Marble bone disease test benefits Red Angus cattle
Sept. 30, 2011
by Meat&Poultry Staff
WASHINGTON – US Department of Agriculture scientists have developed a new test that detects Marble bone disease, a rare and deadly bone disorder in Red Angus cattle, and it is now available to cattle producers.
Also known as osteopetrosis, Marble bone disease had not been found in the US since the 1960s, but it resurfaced in Red Angus cattle three years ago. This birth defect, which affects humans, cattle and other animals, causes abnormal brain and bone marrow cavity development, leading to overly dense, brittle bones. Calves with the mutation usually are stillborn or die soon after birth, states USDA Agriculture Research Service. ARS is USDA's chief intramural scientific research agency, and this research supports USDA's priority of promoting international food security.
Scientists at the ARS Roman L. Hruska U.S. Meat Animal Research Center (USMARC) in Clay Center, Neb., and the Henry A. Wallace Beltsville Agricultural Research Center (BARC) in Beltsville, Md. collaborated with several university and Red Angus Association of America partners to identify the gene mutation responsible for the disorder in efforts to stop the disease in cattle. They ultimately developed a DNA diagnostic test that identifies osteopetrosis carriers.
Scientists compared DNA from affected Red Angus calves and their carrier parents to unaffected animals. A search of the entire genomes of all the calves for common and uncommon chromosomal segments revealed an abnormality.
ARS writer Sandra Avant relayed that in osteopetrosis-affected calves, some of the genetic material of SLC4A2, a gene located on a segment of chromosome 4. The discovery of the deletion was a first for cattle. SLC4A2 is necessary for proper osteoclast maintenance and function. Osteoclasts are cells that break down old bone during bone development and remodeling.
Scientists were able to develop a polymerase chain reaction test in less than a year, Avant relays.
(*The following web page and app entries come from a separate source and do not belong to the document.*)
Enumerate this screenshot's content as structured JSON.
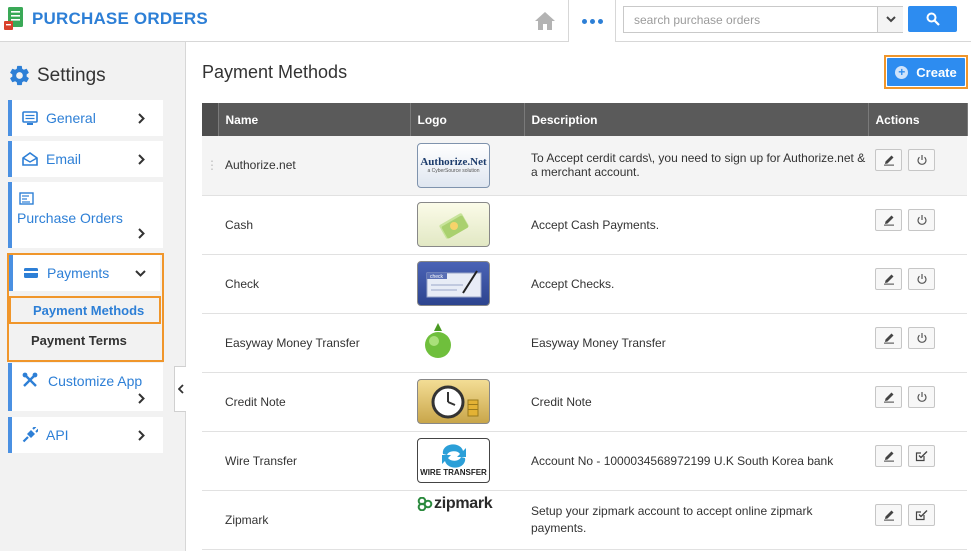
{
  "header": {
    "app_title": "PURCHASE ORDERS",
    "search_placeholder": "search purchase orders"
  },
  "sidebar": {
    "title": "Settings",
    "items": [
      {
        "label": "General",
        "icon": "monitor-icon"
      },
      {
        "label": "Email",
        "icon": "envelope-icon"
      },
      {
        "label": "Purchase Orders",
        "icon": "document-icon"
      },
      {
        "label": "Payments",
        "icon": "credit-card-icon"
      },
      {
        "label": "Customize App",
        "icon": "wrench-icon"
      },
      {
        "label": "API",
        "icon": "plug-icon"
      }
    ],
    "sub_items": [
      "Payment Methods",
      "Payment Terms"
    ]
  },
  "main": {
    "title": "Payment Methods",
    "create_label": "Create",
    "columns": [
      "Name",
      "Logo",
      "Description",
      "Actions"
    ],
    "rows": [
      {
        "name": "Authorize.net",
        "logo": "authorize-net-logo",
        "description": "To Accept cerdit cards\\, you need to sign up for Authorize.net & a merchant account.",
        "second_action": "power-icon"
      },
      {
        "name": "Cash",
        "logo": "cash-logo",
        "description": "Accept Cash Payments.",
        "second_action": "power-icon"
      },
      {
        "name": "Check",
        "logo": "check-logo",
        "description": "Accept Checks.",
        "second_action": "power-icon"
      },
      {
        "name": "Easyway Money Transfer",
        "logo": "globe-logo",
        "description": "Easyway Money Transfer",
        "second_action": "power-icon"
      },
      {
        "name": "Credit Note",
        "logo": "clock-coins-logo",
        "description": "Credit Note",
        "second_action": "power-icon"
      },
      {
        "name": "Wire Transfer",
        "logo": "wire-transfer-logo",
        "description": "Account No - 1000034568972199 U.K South Korea bank",
        "second_action": "check-square-icon"
      },
      {
        "name": "Zipmark",
        "logo": "zipmark-logo",
        "description": "Setup your zipmark account to accept online zipmark payments.",
        "second_action": "check-square-icon"
      }
    ],
    "logo_text": {
      "authorize": "Authorize.Net",
      "authorize_sub": "a CyberSource solution",
      "wire": "WIRE TRANSFER",
      "zipmark": "zipmark",
      "check": "check"
    }
  },
  "colors": {
    "accent": "#2d7fd6",
    "button_blue": "#2d8cf0",
    "highlight": "#f0962b"
  }
}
The test is being used to help manage osteopetrosis and identify possible carriers.